At Trinity Quay were often discharged cargoes of apples (known locally as "chippit apples") from the Channel Islands. These had been dumped in bulk in the hold, and were now shovelled with wooded spades into the hoisting tubs. They, no doubt, found buyers; but nothing more primitive or dirty in the handling of fruit for human consumption could well be conceived. The onion boy from Brittany is a later arrival at the harbour, and his ropes of clean, brown onions appeal fro themselves to housewife customers. One of them in pre-War days who came from Roscoff used to sit as model for my artist daughter, and would chat while he enjoyed his cigarette and cup of coffee. Open drunkenness at this time was a flagrant evil in the City, much too lightly thought of by certain types of folk, but now, without doubt, much diminished or less apparent. I asked the lad one day if he had ever seen anything worse in this respect than Market Street, and he said, "Yes. It was worse at Dundee." "Well then," I said, "have you anywhere seen it worse than at Dundee?" He hesitated for a moment, then smiled, and replied, "Yes, in Brittany." An honest lad, and truthful witness!

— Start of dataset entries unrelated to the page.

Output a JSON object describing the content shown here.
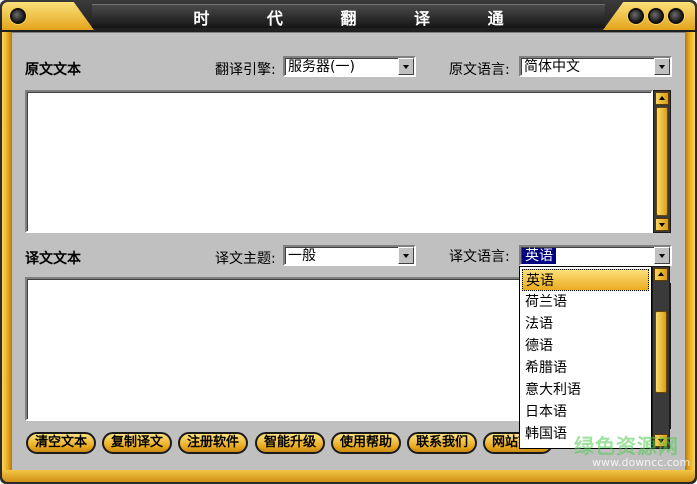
{
  "window": {
    "title": "时 代 翻 译 通"
  },
  "source": {
    "section_label": "原文文本",
    "engine_label": "翻译引擎:",
    "engine_value": "服务器(一)",
    "language_label": "原文语言:",
    "language_value": "简体中文",
    "text": ""
  },
  "target": {
    "section_label": "译文文本",
    "topic_label": "译文主题:",
    "topic_value": "一般",
    "language_label": "译文语言:",
    "language_value": "英语",
    "text": ""
  },
  "language_dropdown": {
    "options": [
      "英语",
      "荷兰语",
      "法语",
      "德语",
      "希腊语",
      "意大利语",
      "日本语",
      "韩国语"
    ],
    "highlighted_index": 0
  },
  "buttons": {
    "clear": "清空文本",
    "copy": "复制译文",
    "register": "注册软件",
    "upgrade": "智能升级",
    "help": "使用帮助",
    "contact": "联系我们",
    "website": "网站首页"
  },
  "watermark": {
    "text": "绿色资源网",
    "url": "www.downcc.com"
  },
  "colors": {
    "accent_gold": "#e9a91e",
    "frame_dark": "#2a2a2a",
    "client_gray": "#c0c0c0",
    "selection_navy": "#000080"
  }
}
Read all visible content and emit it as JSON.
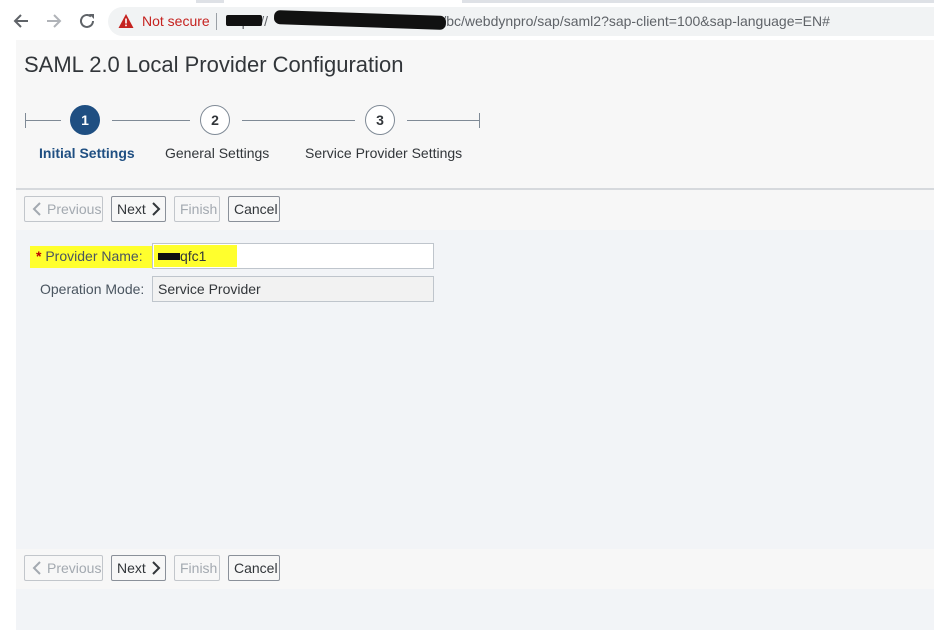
{
  "browser": {
    "security_label": "Not secure",
    "url_text": "https://                              8161/sap/bc/webdynpro/sap/saml2?sap-client=100&sap-language=EN#",
    "icons": [
      "back-arrow-icon",
      "forward-arrow-icon",
      "reload-icon",
      "warning-triangle-icon"
    ]
  },
  "page": {
    "title": "SAML 2.0 Local Provider Configuration"
  },
  "wizard": {
    "steps": [
      {
        "number": "1",
        "label": "Initial Settings",
        "state": "active"
      },
      {
        "number": "2",
        "label": "General Settings",
        "state": "inactive"
      },
      {
        "number": "3",
        "label": "Service Provider Settings",
        "state": "inactive"
      }
    ]
  },
  "toolbar": {
    "previous_label": "Previous",
    "next_label": "Next",
    "finish_label": "Finish",
    "cancel_label": "Cancel"
  },
  "form": {
    "required_marker": "*",
    "provider_name_label": "Provider Name:",
    "provider_name_value": "qfc1",
    "operation_mode_label": "Operation Mode:",
    "operation_mode_value": "Service Provider"
  },
  "colors": {
    "accent": "#1f4f82",
    "highlight": "#ffff2d",
    "warning": "#c5221f"
  }
}
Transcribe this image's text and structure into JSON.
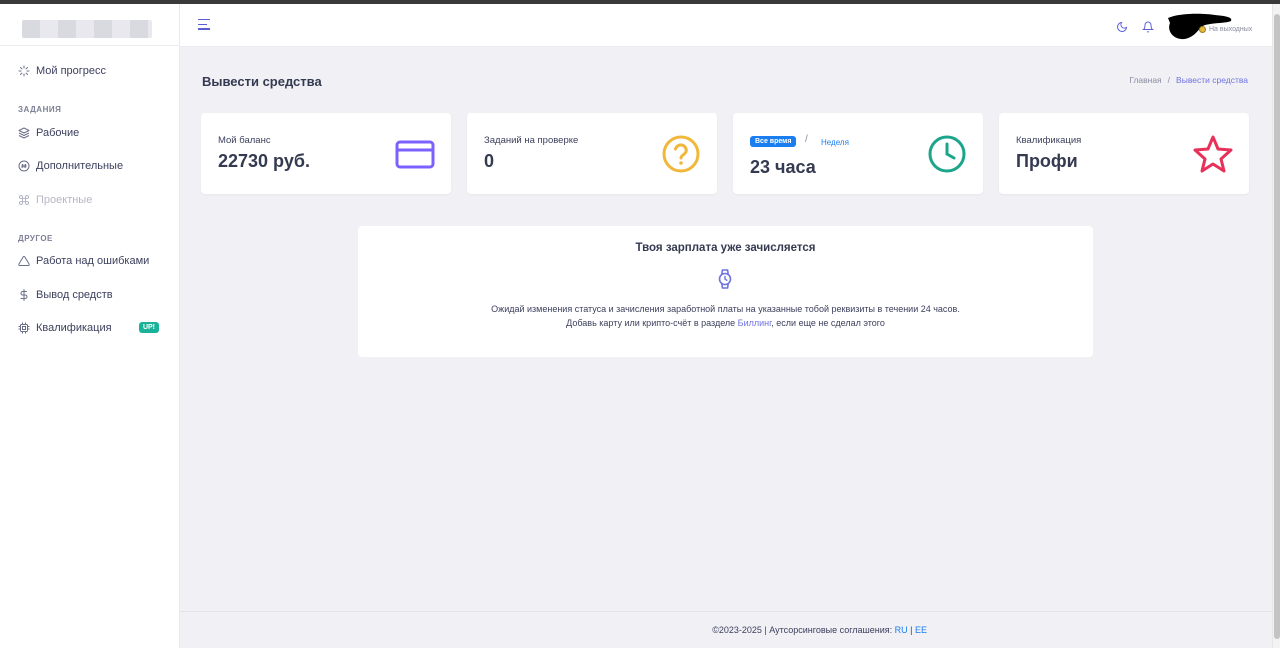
{
  "sidebar": {
    "items": [
      {
        "label": "Мой прогресс",
        "icon": "loader-icon"
      },
      {
        "label": "Рабочие",
        "icon": "layers-icon"
      },
      {
        "label": "Дополнительные",
        "icon": "hash-icon"
      },
      {
        "label": "Проектные",
        "icon": "command-icon"
      },
      {
        "label": "Работа над ошибками",
        "icon": "warning-icon"
      },
      {
        "label": "Вывод средств",
        "icon": "dollar-icon"
      },
      {
        "label": "Квалификация",
        "icon": "chip-icon",
        "badge": "UP!"
      }
    ],
    "sections": [
      "ЗАДАНИЯ",
      "ДРУГОЕ"
    ]
  },
  "header": {
    "status_label": "На выходных"
  },
  "page": {
    "title": "Вывести средства",
    "breadcrumb_home": "Главная",
    "breadcrumb_sep": "/",
    "breadcrumb_current": "Вывести средства"
  },
  "cards": {
    "balance_label": "Мой баланс",
    "balance_value": "22730 руб.",
    "review_label": "Заданий на проверке",
    "review_value": "0",
    "time_pill": "Все время",
    "time_sep": "/",
    "time_week": "Неделя",
    "time_value": "23 часа",
    "qual_label": "Квалификация",
    "qual_value": "Профи"
  },
  "notice": {
    "title": "Твоя зарплата уже зачисляется",
    "line1": "Ожидай изменения статуса и зачисления заработной платы на указанные тобой реквизиты в течении 24 часов.",
    "line2_before": "Добавь карту или крипто-счёт в разделе ",
    "line2_link": "Биллинг",
    "line2_after": ", если еще не сделал этого"
  },
  "footer": {
    "text": "©2023-2025 | Аутсорсинговые соглашения: ",
    "ru": "RU",
    "sep": " | ",
    "ee": "EE"
  },
  "colors": {
    "accent": "#6f74e0",
    "card_icon_purple": "#7b61ff",
    "card_icon_yellow": "#f0b73a",
    "card_icon_teal": "#1ba58a",
    "card_icon_red": "#e8315a",
    "link_blue": "#1a7ef0",
    "badge_green": "#1ab39a"
  }
}
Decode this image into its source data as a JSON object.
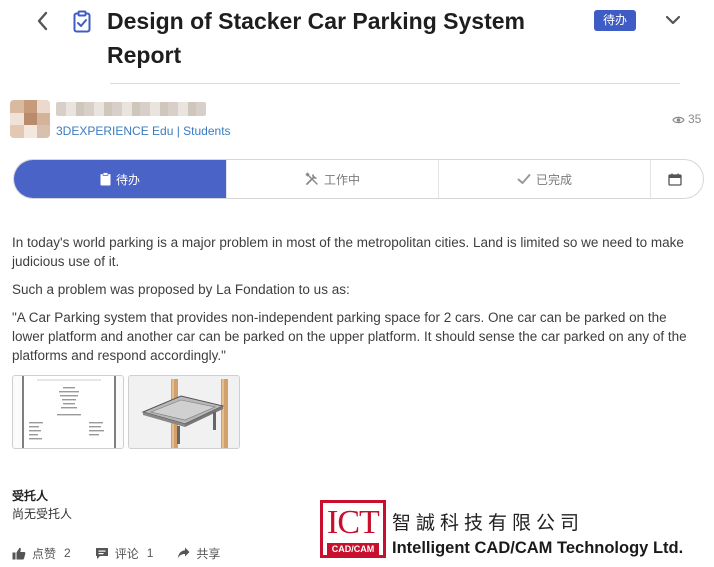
{
  "header": {
    "title": "Design of Stacker Car Parking System Report",
    "status_chip": "待办"
  },
  "author": {
    "org": "3DEXPERIENCE Edu | Students",
    "views": "35"
  },
  "tabs": {
    "todo": "待办",
    "in_progress": "工作中",
    "done": "已完成"
  },
  "description": {
    "p1": "In today's world parking is a major problem in most of the metropolitan cities. Land is limited so we need to make judicious use of it.",
    "p2": "Such a problem was proposed by La Fondation to us as:",
    "p3": "\"A Car Parking system that provides non-independent parking space for 2 cars. One car can be parked on the lower platform and another car can be parked on the upper platform. It should sense the car parked on any of the platforms and respond accordingly.\""
  },
  "assignee": {
    "label": "受托人",
    "value": "尚无受托人"
  },
  "actions": {
    "like_label": "点赞",
    "like_count": "2",
    "comment_label": "评论",
    "comment_count": "1",
    "share_label": "共享"
  },
  "watermark": {
    "logo_text": "ICT",
    "logo_sub": "CAD/CAM",
    "company_cn": "智誠科技有限公司",
    "company_en": "Intelligent CAD/CAM Technology Ltd."
  },
  "colors": {
    "accent": "#4a63c6",
    "link": "#3b7bbf",
    "brand_red": "#c8102e"
  }
}
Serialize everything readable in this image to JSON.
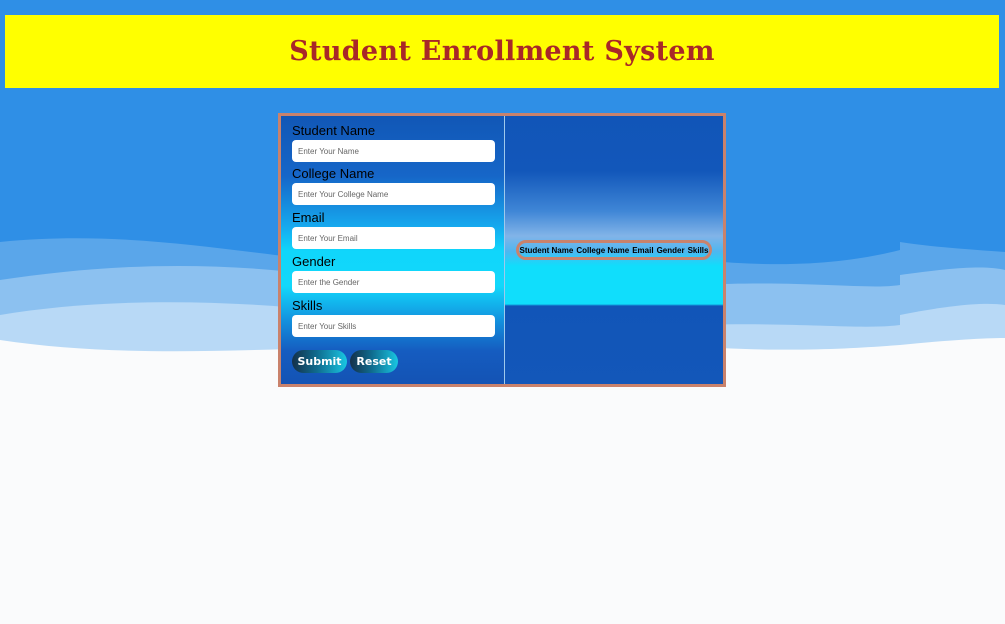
{
  "header": {
    "title": "Student Enrollment System"
  },
  "form": {
    "fields": [
      {
        "label": "Student Name",
        "placeholder": "Enter Your Name"
      },
      {
        "label": "College Name",
        "placeholder": "Enter Your College Name"
      },
      {
        "label": "Email",
        "placeholder": "Enter Your Email"
      },
      {
        "label": "Gender",
        "placeholder": "Enter the Gender"
      },
      {
        "label": "Skills",
        "placeholder": "Enter Your Skills"
      }
    ],
    "submit_label": "Submit",
    "reset_label": "Reset"
  },
  "output": {
    "columns": [
      "Student Name",
      "College Name",
      "Email",
      "Gender",
      "Skills"
    ]
  },
  "colors": {
    "header_bg": "#ffff00",
    "title": "#a82828",
    "sky": "#2f8fe6",
    "card_border": "#c9826c"
  }
}
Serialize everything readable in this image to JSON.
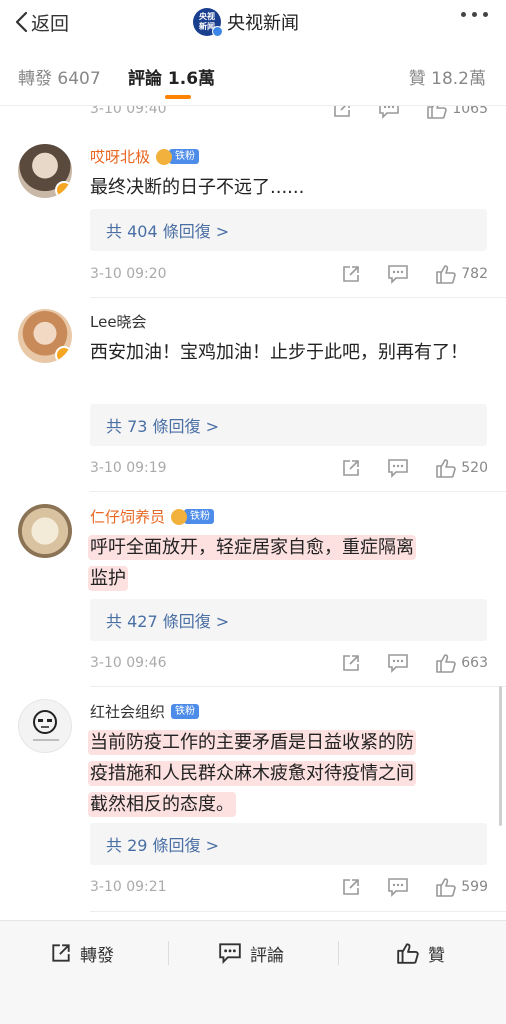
{
  "nav": {
    "back_label": "返回",
    "title": "央视新闻",
    "logo_line1": "央视",
    "logo_line2": "新闻"
  },
  "tabs": {
    "repost": "轉發 6407",
    "comment": "評論 1.6萬",
    "like": "贊 18.2萬"
  },
  "prev_item": {
    "time": "3-10 09:40",
    "likes": "1065"
  },
  "comments": [
    {
      "user": "哎呀北极",
      "badge": "铁粉",
      "text": "最终决断的日子不远了......",
      "replies": "共 404 條回復 >",
      "time": "3-10 09:20",
      "likes": "782"
    },
    {
      "user": "Lee晓会",
      "text": "西安加油！宝鸡加油！止步于此吧，别再有了！",
      "replies": "共 73 條回復 >",
      "time": "3-10 09:19",
      "likes": "520"
    },
    {
      "user": "仁仔饲养员",
      "badge": "铁粉",
      "text_line1": "呼吁全面放开，轻症居家自愈，重症隔离",
      "text_line2": "监护",
      "replies": "共 427 條回復 >",
      "time": "3-10 09:46",
      "likes": "663"
    },
    {
      "user": "红社会组织",
      "badge": "铁粉",
      "text_line1": "当前防疫工作的主要矛盾是日益收紧的防",
      "text_line2": "疫措施和人民群众麻木疲惫对待疫情之间",
      "text_line3": "截然相反的态度。",
      "replies": "共 29 條回復 >",
      "time": "3-10 09:21",
      "likes": "599"
    }
  ],
  "bottom": {
    "repost": "轉發",
    "comment": "評論",
    "like": "贊"
  },
  "colors": {
    "accent": "#ff8200",
    "username_orange": "#e86722",
    "link_blue": "#4a6fa5",
    "highlight": "#fde0e0"
  }
}
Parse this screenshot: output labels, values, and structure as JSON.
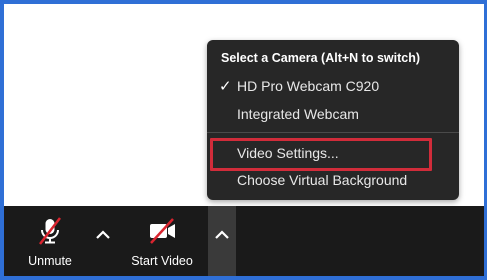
{
  "camera_menu": {
    "header": "Select a Camera (Alt+N to switch)",
    "items": [
      {
        "label": "HD Pro Webcam C920",
        "selected": true
      },
      {
        "label": "Integrated Webcam",
        "selected": false
      }
    ],
    "settings": [
      {
        "label": "Video Settings...",
        "highlighted": true
      },
      {
        "label": "Choose Virtual Background"
      }
    ],
    "check_glyph": "✓"
  },
  "toolbar": {
    "unmute_label": "Unmute",
    "start_video_label": "Start Video",
    "unmute_icon": "muted-microphone-icon",
    "video_icon": "video-off-camera-icon",
    "audio_caret_icon": "chevron-up-icon",
    "video_caret_icon": "chevron-up-icon"
  },
  "colors": {
    "frame_border": "#2f6fd6",
    "menu_background": "#272727",
    "toolbar_background": "#1a1a1a",
    "highlight": "#d12c3a",
    "mute_slash": "#d9242f"
  }
}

The steamers plying regularly at Aberdeen in the 'sixties were mostly paddle steamers; but the screw was fast ousting the paddle, and no paddle steamer was added to the register of the port in the 'sixties. Foremost in size and appearance was the City of London, of 1116 tons and 231 feet in length, built for the Aberdeen Steam Navigation Co in 1844. She was one of the few transports that weathered the great gale at Balaclava Harbour during the Crimea War. Her beam of 52 feet 6 inches across paddle boxes was so great that she had little more than room to get through the dock entrance. She could make the run between London and Aberdeen in three tides on a huge expenditure of coal. She was described in the Illustrated London News of 27th July, 1844, as a "stupendous vessel, ... and with the exception of the Great Britain, which has not yet been to sea, she is the largest iron steamship afloat." The Princess Alice, of the Newcastle and Hull Steam Co., was a vessel of 286 tons built in 1843. Her engines had the peculiarity that the upper part of the pistons rose and fell in casings fixed on and above the level of the navigating bridge, so that their up-and-down movement was visible to anyone on the quay who stood forward of amidships. The Vanguard, Earl of Aberdeen, Pharos, and Prince Consort were still doing duty. Among the screw steamers the St. Clair of the Leith and Clyde Shipping Co. deserves special mention, since, built in 1868, she is still in service after being under fire during the Great War. I remember seeing the Prince Consort aground in 1863 on the south platform of the North Pier, also in 1867 the schooner Mercury and the brig Agricola ashore at the same time and close together on the north side of the pier. The Mercury, I understand, was the first iron vessel built in Aberdeen for coastal service. All the vessels were got off, but the Prince Consort finished her career in 1869, when she was wrecked two miles south of Aberdeen....

 

Recollections of an Old Lawyer
by Lachlan Mackinnon
1935


Trinity Quay
Aberdeen Harbour circa 1890